Grieving is tough to grasp for the rational minded person. Shoot, it's tough for anyone to "get" and move through.  Grieving as a couple over an affair isn't something that can be planned out. At first, grief is a constant unwelcome guest and later on grief becomes a darting sprite that is here and gone in surprising moments. 

Given that, here are a few common aspects of grief, though no two journeys through it are the same.

Grief is unpredictable and random. It knows no master. Those who think they have it mastered find out through ulcers or other physical and life problems that indeed they don't. Grief will come when it comes. You will find yourself hurting at predictable times, like when you see an affair in a movie. It caught me off guard the first wedding I went to after the revelation. This was four years after the revelation. We had healed and healed and healed some more. But when I heard the vows, the promises of dedication and fidelity, an invisible sword sliced into my soul reminding me of our infidelities. 

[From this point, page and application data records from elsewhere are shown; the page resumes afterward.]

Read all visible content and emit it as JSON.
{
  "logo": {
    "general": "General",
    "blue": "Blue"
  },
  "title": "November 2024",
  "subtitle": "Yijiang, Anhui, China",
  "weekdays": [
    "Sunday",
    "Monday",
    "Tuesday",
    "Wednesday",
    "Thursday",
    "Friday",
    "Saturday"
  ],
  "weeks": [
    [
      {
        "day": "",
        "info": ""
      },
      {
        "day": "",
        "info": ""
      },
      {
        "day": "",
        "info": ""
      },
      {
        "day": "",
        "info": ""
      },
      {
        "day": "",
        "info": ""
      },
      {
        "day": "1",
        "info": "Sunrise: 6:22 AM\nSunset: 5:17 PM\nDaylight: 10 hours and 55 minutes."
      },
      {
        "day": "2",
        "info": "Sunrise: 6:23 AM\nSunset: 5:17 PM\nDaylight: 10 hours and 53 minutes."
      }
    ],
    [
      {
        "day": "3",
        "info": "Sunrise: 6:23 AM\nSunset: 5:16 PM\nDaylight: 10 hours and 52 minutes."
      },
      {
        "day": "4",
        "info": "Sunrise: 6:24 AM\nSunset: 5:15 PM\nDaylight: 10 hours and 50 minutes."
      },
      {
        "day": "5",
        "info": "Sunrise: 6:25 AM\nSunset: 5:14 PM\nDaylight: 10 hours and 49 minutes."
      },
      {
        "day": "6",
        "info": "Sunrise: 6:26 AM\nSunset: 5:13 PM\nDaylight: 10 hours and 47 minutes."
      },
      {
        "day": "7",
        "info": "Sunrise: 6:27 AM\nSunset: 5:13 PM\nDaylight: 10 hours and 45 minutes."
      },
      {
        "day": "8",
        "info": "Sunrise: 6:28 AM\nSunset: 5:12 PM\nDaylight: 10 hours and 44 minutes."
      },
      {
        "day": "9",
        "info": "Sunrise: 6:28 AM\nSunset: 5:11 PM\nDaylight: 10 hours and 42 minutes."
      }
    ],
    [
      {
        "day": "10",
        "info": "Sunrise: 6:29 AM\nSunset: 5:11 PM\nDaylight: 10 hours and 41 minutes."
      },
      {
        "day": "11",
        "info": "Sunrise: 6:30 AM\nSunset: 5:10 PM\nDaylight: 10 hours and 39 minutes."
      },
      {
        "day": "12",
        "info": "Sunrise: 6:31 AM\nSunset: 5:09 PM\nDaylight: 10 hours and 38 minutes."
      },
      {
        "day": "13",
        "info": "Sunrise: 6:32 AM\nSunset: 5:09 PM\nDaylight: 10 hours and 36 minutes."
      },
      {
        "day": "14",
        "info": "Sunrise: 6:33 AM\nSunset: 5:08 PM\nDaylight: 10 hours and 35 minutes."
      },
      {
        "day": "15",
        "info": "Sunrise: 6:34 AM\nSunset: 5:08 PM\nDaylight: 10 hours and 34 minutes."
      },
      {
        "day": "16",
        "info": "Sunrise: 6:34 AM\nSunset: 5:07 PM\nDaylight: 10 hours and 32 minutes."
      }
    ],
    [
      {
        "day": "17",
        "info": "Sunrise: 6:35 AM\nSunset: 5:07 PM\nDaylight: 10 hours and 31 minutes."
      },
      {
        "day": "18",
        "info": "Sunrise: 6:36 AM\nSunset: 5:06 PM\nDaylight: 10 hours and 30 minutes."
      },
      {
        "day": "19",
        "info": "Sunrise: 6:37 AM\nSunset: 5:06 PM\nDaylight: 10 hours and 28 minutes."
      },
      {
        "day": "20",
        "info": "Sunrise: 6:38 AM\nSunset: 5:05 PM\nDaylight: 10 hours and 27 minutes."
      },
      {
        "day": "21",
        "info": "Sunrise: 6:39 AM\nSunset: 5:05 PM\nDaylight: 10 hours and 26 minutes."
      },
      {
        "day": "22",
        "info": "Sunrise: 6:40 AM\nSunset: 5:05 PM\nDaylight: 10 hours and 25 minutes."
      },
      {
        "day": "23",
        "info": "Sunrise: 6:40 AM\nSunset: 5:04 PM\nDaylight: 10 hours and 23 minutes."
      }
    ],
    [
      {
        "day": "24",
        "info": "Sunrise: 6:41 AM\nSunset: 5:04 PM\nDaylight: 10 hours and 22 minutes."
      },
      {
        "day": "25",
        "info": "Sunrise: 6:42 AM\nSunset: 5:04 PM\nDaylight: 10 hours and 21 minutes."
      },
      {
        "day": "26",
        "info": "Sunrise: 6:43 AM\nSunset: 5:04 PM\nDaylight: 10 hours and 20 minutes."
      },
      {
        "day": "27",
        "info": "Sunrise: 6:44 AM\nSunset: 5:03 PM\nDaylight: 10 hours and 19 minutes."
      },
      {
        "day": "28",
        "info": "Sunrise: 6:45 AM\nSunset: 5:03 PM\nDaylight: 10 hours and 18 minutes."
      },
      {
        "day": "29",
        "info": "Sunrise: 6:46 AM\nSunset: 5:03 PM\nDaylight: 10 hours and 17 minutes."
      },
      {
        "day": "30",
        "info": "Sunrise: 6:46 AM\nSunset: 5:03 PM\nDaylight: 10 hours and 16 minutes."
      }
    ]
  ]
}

Along with being unpredictable, grief can be a messy and “out of control” adventure. It will arrive like an uninvited dinner guest, unpredictable in timing. But the intensity is also variable. When one is walking in household at Target, shopping for a basic necessity, and is slammed with a painful reminder (maybe the laundry detergent used in earlier, happier times), tears and snot may fly in aisle 6. Grief is humbling in its messiness. 

Along with this, grief is disruptive. A new normal is being formed and grief makes sure normal doesn't become normal too soon. Crying during a basketball game, or struck dumb because you just walked by a man who was wearing your affair partners cologne or perfume and you hadn't had thoughts of him or her in while. Seemingly, grief throws you backward. In reality we underestimate the amount of pain that requires sorrow. 

Grief doesn’t follow a direct route. It's a two lane highway along on a crooked ridge not I-70 smashing through middle America. Step by step grief plans don't take into account road construction, accidents, snow storms in Colorado where highways are shut down and vehicle malfunctions. Grief winds and turns daily, but rarely are there 'dangerous curves ahead' signs for it. 

It will also last longer than expected. So it is here, a year into this thing, that we encourage you to reflect and see if you have been grieving together. Losses are losses and need to be faced. Perhaps that's today or maybe it will be years down the road like Ann and her dad.